Another promising sign is an increase in JBH net margins, indicating that costs are being well-control despite rapid growth.
The recent price drop hasn’t changed any of the above. No doubt earnings will be impacted if consumers stay cautious and sales drop, however the underlying business will still retain a robust balance sheet with low debt.
Is it better than its peers?
Based on my favourite metric of ROE, JBH is well ahead of HVN, DJS and MYR – whose ROE range between 20% and 30%. From a quantitative viewpoint, I much prefer JBH’s business model of small, spartan stores crammed with high-demand electronic goods. By contrast HVN, DJS and MYR typically have large floor spaces, more employees and are stocked with a greater variety of goods. This opinion appears to be backed up by the following revenue metrics I’ve derived from the FY10 annual reports of each company:
- Ratio of revenue to employee costs (i.e. labour)
- Ratio or revenue to inventory costs (inventory as of FY10 years end)
- Ratio of revenue to plant and equipment (net book value)
As we can see, JBH is streaks ahead on both labour and plant ratios, whilst it is on par when it comes to inventory. This would appear to confirm my previous hypothesis – DJS, MYR and HVN all spend far more on labour and plant to produce one dollar of revenue compared to JBH. This difference can’t be explained away by size, as JBH actually has higher revenues than both DJS and HVN. The inventory levels don’t tell us as much, except possibly that MYR is very good at stock level management.

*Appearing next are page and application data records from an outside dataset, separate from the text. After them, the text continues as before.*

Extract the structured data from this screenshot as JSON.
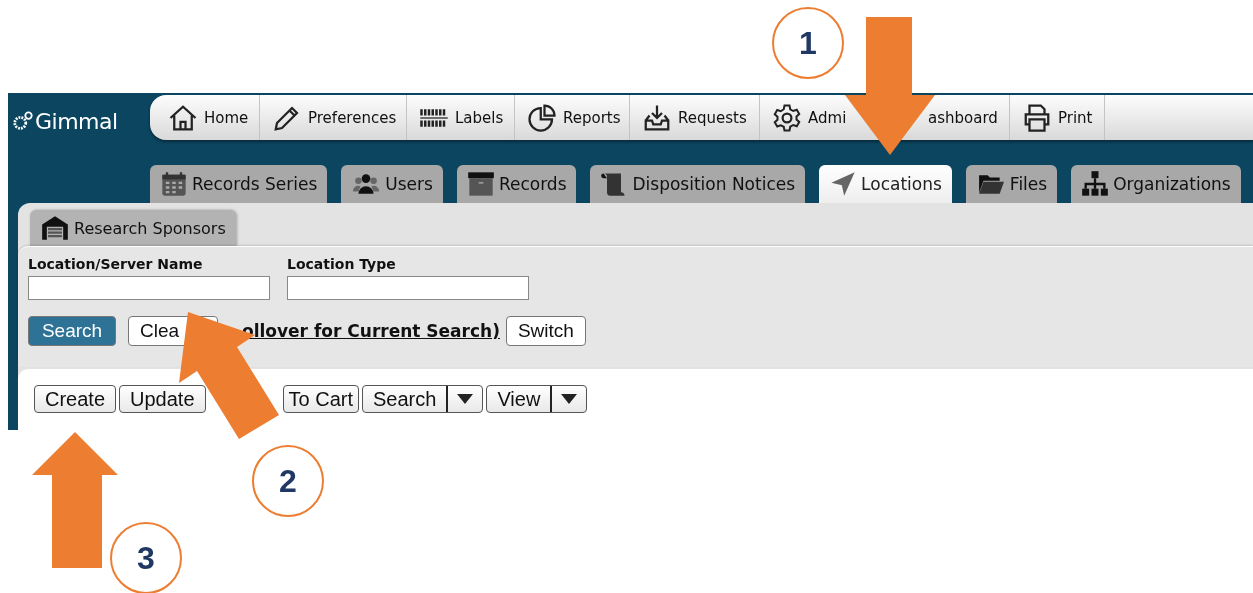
{
  "logo": {
    "text": "Gimmal"
  },
  "top_nav": [
    {
      "label": "Home"
    },
    {
      "label": "Preferences"
    },
    {
      "label": "Labels"
    },
    {
      "label": "Reports"
    },
    {
      "label": "Requests"
    },
    {
      "label": "Admi"
    },
    {
      "label": "ashboard"
    },
    {
      "label": "Print"
    }
  ],
  "tabs": [
    {
      "label": "Records Series",
      "selected": false
    },
    {
      "label": "Users",
      "selected": false
    },
    {
      "label": "Records",
      "selected": false
    },
    {
      "label": "Disposition Notices",
      "selected": false
    },
    {
      "label": "Locations",
      "selected": true
    },
    {
      "label": "Files",
      "selected": false
    },
    {
      "label": "Organizations",
      "selected": false
    }
  ],
  "sub_tab": {
    "label": "Research Sponsors"
  },
  "search_form": {
    "fields": [
      {
        "label": "Location/Server Name"
      },
      {
        "label": "Location Type"
      }
    ],
    "search_button": "Search",
    "clear_button": "Clea",
    "current_search_link": "ollover for Current Search)",
    "switch_button": "Switch"
  },
  "toolbar": [
    {
      "label": "Create",
      "kind": "button"
    },
    {
      "label": "Update",
      "kind": "button"
    },
    {
      "label": "To Cart",
      "kind": "button"
    },
    {
      "label": "Search",
      "kind": "split"
    },
    {
      "label": "View",
      "kind": "split"
    }
  ],
  "annotations": [
    {
      "number": "1"
    },
    {
      "number": "2"
    },
    {
      "number": "3"
    }
  ]
}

So JBH has better ROE and can generate more revenue from a smaller physical asset base. This, combined with its increasing margins and higher ROE, tell me that it is indeed the superior retail company out of the group.
Is JBH good value now?
In my opinion, yes. It’s one of the best listed retailers on the ASX and has just experienced a big price drop brought about by another company’s troubles. In the previous JBH article The Prince valued its shares at $20.37, based on an 80% normalised ROE dropping to 70% over ten years.
Given the recent slew of retail data the 80% forecast ROE is probably too high (although the recent share buyback does complicate the forecast). However, to justify the current price of $15.60 I’d need to drop the average ROE for the next 5 years to 63%. That represents a drop in earnings of 20% from forecast, which would be a massive hit – although not unheard-of given DJS’ recent confession. If JBH comes through the next earnings season with minimal downgrades, I’d wager the market will look more kindly upon its share price. And given the strengths I outlined above, I think there’s a decent chance of that happening.
Which means right now, it’s bargain time on JBH shares.
Disclosure: The author is a Director of a private investment company (Empire Investing Pty Ltd), which has an interest in the business mentioned in this article (JB Hi Fi). The author also owns shares in JBH personally. The article is not to be taken as investment advice and the views expressed are opinions only. Readers should seek advice from someone who claims to be qualified before considering allocating capital in any investment.